*Task description*. Copy each line below that contains "نوامبر".

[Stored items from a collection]
== Segment start ==
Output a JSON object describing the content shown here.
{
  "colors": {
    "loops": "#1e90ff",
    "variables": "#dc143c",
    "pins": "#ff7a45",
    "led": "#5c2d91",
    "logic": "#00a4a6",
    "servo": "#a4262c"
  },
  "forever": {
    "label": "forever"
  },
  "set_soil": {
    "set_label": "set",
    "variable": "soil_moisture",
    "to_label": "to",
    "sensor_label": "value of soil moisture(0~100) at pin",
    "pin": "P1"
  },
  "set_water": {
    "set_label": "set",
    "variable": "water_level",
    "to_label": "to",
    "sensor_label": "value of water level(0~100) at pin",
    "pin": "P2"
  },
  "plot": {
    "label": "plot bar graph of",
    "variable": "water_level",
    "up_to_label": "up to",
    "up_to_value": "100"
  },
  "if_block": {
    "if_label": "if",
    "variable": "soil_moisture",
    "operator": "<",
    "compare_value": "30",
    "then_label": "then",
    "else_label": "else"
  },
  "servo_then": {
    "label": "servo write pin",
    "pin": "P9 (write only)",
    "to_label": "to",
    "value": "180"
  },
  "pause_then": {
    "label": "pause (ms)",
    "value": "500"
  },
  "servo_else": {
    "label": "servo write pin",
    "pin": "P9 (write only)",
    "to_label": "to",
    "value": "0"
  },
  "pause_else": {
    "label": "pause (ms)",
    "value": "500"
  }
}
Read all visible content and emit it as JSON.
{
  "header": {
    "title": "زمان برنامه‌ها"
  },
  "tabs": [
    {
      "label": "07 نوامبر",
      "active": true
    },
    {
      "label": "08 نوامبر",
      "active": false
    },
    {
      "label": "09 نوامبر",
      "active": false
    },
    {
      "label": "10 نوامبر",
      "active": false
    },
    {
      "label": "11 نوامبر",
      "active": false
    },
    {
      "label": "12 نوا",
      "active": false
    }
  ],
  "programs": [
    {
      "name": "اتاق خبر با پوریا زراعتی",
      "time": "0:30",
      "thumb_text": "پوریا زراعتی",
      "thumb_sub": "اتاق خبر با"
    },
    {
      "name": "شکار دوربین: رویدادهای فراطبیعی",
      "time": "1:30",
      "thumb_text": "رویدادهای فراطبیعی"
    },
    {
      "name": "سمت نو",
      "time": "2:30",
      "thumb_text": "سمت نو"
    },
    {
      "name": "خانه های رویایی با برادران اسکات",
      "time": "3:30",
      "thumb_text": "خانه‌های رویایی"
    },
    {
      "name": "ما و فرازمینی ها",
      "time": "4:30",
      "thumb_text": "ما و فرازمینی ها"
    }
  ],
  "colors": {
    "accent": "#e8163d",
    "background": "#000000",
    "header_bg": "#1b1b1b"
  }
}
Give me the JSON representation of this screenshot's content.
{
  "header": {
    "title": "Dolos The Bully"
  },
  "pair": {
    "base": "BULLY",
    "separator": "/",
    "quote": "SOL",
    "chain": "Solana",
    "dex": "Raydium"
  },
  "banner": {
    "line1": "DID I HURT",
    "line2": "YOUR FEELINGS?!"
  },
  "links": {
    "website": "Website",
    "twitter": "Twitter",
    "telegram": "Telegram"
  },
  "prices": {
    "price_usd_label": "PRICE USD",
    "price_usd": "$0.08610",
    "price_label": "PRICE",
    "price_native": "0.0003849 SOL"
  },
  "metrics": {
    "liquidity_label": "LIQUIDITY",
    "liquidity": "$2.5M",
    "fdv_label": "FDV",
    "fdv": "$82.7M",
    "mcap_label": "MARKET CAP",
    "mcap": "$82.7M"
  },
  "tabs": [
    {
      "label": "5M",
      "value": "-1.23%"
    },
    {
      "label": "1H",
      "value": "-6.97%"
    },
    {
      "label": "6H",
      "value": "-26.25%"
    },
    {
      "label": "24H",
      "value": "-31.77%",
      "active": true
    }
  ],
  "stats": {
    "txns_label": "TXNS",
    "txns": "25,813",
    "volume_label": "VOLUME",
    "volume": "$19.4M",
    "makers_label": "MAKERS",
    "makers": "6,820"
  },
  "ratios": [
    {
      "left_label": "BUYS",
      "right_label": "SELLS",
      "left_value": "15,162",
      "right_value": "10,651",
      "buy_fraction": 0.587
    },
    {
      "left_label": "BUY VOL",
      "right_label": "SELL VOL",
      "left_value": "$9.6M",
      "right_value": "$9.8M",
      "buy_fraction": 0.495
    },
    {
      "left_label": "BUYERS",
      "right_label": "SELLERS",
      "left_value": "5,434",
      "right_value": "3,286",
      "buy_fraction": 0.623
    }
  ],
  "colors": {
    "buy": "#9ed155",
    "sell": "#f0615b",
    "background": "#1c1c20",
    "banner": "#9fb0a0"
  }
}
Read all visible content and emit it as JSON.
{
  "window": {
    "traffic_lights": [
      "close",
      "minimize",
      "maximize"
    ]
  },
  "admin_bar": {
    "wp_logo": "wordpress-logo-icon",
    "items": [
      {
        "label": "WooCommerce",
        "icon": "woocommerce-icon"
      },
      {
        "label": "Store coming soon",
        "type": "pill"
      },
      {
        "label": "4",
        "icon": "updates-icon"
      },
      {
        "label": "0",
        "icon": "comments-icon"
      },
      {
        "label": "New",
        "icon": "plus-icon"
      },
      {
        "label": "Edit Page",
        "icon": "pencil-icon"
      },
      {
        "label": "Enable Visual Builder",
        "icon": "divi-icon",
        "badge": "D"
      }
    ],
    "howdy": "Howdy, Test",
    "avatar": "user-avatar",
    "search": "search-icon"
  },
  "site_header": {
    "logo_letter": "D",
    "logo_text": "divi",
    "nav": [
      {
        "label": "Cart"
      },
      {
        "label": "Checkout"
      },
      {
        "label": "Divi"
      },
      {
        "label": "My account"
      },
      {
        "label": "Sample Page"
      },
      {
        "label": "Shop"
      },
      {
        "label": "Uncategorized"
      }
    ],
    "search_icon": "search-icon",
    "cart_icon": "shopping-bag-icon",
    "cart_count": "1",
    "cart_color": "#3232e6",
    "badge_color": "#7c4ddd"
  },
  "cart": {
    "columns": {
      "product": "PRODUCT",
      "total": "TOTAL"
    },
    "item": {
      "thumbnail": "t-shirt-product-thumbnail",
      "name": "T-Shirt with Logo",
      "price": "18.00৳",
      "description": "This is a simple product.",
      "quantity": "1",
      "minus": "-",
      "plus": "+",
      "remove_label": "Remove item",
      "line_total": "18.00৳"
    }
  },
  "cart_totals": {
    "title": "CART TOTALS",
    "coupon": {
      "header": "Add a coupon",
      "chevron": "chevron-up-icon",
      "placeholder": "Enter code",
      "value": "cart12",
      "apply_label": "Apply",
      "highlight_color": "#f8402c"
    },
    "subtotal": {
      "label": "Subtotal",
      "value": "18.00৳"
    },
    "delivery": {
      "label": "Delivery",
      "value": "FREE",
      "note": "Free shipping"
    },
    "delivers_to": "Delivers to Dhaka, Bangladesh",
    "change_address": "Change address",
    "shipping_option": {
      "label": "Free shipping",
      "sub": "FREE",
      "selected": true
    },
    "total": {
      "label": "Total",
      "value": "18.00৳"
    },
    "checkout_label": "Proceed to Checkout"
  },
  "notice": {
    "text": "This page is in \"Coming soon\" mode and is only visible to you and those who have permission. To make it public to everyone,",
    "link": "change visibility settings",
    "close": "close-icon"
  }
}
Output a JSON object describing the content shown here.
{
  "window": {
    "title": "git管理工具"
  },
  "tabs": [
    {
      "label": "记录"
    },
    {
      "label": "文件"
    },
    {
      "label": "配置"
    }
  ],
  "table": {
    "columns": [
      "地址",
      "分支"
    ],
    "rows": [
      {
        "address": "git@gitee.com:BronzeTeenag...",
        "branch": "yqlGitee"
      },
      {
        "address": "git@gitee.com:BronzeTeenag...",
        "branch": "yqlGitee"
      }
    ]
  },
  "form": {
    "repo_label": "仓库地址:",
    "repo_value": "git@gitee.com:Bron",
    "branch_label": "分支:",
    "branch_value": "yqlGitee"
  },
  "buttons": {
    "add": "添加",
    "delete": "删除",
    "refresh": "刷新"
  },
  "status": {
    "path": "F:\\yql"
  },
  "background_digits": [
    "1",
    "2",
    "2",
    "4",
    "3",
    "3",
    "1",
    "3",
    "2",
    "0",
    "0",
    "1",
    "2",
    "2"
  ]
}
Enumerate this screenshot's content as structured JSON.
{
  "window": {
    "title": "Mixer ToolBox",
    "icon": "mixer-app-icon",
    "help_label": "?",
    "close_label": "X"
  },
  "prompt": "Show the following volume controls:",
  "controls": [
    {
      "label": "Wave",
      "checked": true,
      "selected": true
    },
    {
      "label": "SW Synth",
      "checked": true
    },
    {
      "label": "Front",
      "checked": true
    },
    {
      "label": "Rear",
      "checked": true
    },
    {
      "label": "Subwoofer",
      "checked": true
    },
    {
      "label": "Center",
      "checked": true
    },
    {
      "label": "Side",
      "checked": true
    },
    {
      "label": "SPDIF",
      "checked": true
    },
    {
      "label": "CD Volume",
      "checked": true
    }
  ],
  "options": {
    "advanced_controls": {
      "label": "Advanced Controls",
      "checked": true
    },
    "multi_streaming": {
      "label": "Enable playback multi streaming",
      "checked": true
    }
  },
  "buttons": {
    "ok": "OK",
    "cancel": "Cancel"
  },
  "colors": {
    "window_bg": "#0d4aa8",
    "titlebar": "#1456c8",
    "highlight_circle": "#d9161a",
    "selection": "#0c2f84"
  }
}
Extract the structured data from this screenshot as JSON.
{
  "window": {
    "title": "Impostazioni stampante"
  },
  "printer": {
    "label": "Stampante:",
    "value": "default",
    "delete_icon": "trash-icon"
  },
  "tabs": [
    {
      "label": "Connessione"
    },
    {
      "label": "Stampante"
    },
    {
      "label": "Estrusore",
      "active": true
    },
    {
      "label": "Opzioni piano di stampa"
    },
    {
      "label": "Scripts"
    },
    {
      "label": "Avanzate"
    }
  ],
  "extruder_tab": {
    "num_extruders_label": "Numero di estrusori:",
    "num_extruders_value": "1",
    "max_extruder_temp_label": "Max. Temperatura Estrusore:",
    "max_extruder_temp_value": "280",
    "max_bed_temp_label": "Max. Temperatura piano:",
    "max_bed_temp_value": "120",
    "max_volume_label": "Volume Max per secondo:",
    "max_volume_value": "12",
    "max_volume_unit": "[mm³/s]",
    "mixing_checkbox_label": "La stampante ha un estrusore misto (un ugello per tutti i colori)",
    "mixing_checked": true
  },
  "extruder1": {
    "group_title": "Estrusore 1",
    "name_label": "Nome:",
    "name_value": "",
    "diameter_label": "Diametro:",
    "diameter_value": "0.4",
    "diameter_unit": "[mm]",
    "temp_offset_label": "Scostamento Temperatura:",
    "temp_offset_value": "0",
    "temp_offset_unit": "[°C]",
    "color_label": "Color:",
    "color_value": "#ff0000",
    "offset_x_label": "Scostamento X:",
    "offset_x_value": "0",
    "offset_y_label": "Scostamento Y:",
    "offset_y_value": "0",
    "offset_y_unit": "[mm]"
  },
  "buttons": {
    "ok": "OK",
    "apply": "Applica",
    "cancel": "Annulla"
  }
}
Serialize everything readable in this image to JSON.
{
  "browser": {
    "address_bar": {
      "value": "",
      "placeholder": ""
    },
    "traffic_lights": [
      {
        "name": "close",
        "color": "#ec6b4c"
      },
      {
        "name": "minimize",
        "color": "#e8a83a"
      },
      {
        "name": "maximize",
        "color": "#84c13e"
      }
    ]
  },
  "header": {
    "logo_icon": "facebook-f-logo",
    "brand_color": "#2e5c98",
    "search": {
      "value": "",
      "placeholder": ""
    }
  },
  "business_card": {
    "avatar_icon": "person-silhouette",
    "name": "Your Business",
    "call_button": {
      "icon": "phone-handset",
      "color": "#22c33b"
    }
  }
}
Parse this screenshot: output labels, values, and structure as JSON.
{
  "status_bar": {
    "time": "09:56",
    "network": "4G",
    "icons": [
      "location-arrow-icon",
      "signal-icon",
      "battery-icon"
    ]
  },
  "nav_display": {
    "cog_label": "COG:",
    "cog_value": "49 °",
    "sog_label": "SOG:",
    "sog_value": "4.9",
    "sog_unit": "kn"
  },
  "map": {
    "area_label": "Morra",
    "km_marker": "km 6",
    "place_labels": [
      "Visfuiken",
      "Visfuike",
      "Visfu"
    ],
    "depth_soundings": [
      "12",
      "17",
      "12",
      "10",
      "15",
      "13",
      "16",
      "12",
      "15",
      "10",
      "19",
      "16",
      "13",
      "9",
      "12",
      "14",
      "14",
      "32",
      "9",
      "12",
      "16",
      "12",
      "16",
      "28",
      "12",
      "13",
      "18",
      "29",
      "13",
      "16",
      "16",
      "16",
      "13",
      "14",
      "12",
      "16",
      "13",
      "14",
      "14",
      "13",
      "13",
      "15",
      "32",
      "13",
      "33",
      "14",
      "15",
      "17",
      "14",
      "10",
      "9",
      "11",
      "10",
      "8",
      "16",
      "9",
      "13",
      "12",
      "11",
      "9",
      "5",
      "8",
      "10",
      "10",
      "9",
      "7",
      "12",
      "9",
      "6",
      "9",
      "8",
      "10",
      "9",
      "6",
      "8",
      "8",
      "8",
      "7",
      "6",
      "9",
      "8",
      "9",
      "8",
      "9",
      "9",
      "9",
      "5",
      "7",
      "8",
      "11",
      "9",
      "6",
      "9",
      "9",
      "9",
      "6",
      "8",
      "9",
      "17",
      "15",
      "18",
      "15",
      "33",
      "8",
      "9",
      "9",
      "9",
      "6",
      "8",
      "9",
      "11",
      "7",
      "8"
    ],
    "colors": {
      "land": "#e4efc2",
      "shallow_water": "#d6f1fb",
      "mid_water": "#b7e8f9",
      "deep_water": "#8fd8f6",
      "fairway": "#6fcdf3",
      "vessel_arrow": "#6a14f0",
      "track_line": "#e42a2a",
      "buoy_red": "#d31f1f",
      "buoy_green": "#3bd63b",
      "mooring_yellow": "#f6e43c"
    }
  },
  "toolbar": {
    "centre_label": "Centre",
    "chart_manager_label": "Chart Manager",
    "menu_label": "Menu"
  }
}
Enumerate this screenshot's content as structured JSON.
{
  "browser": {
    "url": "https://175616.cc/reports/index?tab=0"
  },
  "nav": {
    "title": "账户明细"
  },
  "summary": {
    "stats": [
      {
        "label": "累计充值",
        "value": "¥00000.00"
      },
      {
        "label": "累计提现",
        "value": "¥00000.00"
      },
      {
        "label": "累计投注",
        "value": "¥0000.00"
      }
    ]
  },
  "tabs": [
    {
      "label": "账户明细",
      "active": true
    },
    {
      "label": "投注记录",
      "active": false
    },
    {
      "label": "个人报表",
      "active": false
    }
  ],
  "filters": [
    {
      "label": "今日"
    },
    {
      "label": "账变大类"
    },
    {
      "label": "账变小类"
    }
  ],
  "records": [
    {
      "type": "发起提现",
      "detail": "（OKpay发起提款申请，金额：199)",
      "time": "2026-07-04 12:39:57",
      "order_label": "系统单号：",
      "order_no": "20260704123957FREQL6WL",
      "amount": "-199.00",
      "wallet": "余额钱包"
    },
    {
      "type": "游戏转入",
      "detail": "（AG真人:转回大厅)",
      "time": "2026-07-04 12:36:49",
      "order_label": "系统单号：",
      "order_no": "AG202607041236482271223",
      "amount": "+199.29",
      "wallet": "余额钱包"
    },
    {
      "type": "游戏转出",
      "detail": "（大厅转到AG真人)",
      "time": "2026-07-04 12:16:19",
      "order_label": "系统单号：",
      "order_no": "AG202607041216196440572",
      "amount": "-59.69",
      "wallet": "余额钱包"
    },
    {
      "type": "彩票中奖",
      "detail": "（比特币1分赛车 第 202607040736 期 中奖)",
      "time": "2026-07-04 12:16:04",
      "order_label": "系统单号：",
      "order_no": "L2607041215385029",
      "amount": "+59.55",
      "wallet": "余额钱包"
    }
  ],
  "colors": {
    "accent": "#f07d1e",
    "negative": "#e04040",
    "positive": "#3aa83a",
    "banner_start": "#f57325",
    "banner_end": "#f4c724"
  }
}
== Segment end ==
*Task output*.
      "label": "07 نوامبر",
      "label": "08 نوامبر",
      "label": "09 نوامبر",
      "label": "10 نوامبر",
      "label": "11 نوامبر",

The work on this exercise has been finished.